enchanted with "Kwan Tingui." "Madame Butterfly" left me
breathless. One of the finest "stories" in the collection is Wendy
McElroy's profound poem, "How Do You Tell the Dreamer from the Dream?"
All are delicate, subtle or lyrical works. For people who prefer
other styles, there's plenty to choose from in Free Space.
"The Killing of Davis-Davis," for instance, is
totally non-linear and a huge challenge to read. As Brad notes in his
introduction, it's "An odd one -- a sophisticated meditation about the
game of power politics." But Crowther delivers a worthwhile reward
for your hard work; the fragmented narrative is the perfect expression
for one of the most complex time paradoxes you're likely to encounter.
I read the
book twice. On second reading, I found that even
stories with little initial appeal contained gems. There is not a
single truly weak story in the book, and there are many strong ones.
Am I still
going to find something to complain about? Oh, sure.
Three or four authors seemed more focused on delivering a philosophy
lecture than telling an engaging story. I won't mention any names.
You know who you are, guys.
will mention one: In an interview with Prometheus,
Brad Linaweaver laughingly admitted his own story was, "The most
brilliant essay in the book.")
other stories only peripherally have libertarian themes,
and two struck me as being at odds with the very concept of the book.
Yet each was enjoyable on its merits.
A MINOR MIRACLE
mind-boggling that it took generations for the genre to
give birth to its first libertarian anthology, it's also a minor
miracle that the book survived to publication.
year collecting stories, the editors were forced to spend
an additional year battling the publisher to keep their vision intact.
Tor wanted to cut the works of some of the most libertarian writers
(sometimes in favor of those with more salable names). Prometheans L.
Neil Smith, Robert Anton Wilson, Victor Koman, and William Alan Ritch
were among those who might have hit the proverbial cutting room floor.

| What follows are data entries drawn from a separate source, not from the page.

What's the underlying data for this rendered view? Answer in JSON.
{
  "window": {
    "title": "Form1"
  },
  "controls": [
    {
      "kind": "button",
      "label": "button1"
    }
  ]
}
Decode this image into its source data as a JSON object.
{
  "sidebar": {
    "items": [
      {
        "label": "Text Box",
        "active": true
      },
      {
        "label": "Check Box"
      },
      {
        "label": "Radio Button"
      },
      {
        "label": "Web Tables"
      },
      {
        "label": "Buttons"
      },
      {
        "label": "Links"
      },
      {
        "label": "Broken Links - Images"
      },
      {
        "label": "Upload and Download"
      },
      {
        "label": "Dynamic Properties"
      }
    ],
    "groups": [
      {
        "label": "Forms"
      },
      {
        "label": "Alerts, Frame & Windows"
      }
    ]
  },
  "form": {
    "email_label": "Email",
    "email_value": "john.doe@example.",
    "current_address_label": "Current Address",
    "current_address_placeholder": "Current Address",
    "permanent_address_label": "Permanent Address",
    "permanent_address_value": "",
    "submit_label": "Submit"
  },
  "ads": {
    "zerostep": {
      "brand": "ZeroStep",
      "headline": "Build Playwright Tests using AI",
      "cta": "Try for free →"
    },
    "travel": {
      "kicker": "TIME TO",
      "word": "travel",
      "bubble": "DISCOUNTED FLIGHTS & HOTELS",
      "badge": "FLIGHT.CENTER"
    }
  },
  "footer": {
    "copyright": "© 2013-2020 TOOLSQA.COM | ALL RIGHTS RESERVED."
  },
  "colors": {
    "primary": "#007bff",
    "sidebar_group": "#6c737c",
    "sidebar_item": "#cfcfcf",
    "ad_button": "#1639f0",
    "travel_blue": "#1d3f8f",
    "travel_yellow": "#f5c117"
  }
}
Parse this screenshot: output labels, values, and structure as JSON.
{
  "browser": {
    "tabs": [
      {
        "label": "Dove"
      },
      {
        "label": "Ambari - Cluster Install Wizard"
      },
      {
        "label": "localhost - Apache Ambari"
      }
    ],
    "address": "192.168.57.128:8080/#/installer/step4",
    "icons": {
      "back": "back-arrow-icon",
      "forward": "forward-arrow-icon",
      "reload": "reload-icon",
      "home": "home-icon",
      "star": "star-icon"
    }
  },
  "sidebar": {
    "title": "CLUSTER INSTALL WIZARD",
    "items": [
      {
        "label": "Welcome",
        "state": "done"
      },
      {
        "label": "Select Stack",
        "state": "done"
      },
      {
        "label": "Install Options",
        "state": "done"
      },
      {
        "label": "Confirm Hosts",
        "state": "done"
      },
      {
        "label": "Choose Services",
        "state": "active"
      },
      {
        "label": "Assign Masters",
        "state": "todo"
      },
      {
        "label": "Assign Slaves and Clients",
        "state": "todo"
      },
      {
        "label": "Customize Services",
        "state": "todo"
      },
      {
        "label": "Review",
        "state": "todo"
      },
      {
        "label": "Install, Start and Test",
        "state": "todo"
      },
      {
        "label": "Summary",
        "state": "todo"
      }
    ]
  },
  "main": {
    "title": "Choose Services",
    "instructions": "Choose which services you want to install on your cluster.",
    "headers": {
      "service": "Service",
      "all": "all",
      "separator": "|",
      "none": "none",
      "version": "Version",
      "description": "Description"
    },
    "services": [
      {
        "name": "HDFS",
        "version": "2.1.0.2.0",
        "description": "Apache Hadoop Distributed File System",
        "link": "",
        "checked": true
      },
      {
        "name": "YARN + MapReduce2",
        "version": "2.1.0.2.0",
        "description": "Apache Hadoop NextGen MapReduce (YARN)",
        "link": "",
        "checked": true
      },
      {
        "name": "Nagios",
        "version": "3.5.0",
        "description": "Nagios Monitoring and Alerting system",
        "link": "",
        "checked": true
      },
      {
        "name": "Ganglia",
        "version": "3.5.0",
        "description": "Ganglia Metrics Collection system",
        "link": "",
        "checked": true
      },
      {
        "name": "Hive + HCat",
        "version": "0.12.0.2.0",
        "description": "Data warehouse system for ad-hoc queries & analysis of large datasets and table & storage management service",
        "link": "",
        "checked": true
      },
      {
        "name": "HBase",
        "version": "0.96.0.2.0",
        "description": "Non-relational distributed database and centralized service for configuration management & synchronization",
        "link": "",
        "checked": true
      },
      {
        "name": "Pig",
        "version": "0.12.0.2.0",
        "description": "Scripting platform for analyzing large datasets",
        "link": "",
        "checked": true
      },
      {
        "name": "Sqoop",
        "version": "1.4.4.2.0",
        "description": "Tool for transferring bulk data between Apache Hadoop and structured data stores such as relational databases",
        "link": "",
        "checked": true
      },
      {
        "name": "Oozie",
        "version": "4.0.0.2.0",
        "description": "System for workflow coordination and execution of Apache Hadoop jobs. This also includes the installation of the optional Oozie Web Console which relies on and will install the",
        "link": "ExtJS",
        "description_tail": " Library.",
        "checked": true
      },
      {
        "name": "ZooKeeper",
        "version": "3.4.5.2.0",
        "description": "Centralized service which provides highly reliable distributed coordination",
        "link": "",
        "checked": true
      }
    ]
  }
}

to say that, had Tor had its way, we'd still be
waiting for the first thoroughly libertarian SF anthology. Free
Space might have been a good anthology without its most hardcore
writers, but it wouldn't have been what it is.
Linaweaver and Kramer passionately defended both art
and philosophy, and prevailed in all but a few cases. The result is a
book they can be proud of, and a book I hope tens of thousands of
libertarians will purchase.
I have a
selfish motive in urging you to buy it, of course. I
want to read Volume II.
View the Cover
Claire Wolfe is the author of 101 Things to Do 'Til the Revolution
(Loompanics Unlimited), a compendium of ideas for people who've had it
with conventional, polite, totally ineffective political activism.
Until recently, she was also a respected corporate communications
writer. Maintaining the facade of normalcy became too difficult,
however, and she is now starving in a garret while writing her next
book, I Am Not a Number! (Loompanics Unlimited, 1998). Number
will feature ideas and resources for people who refuse to cooperate
with various new federal ID laws and databases.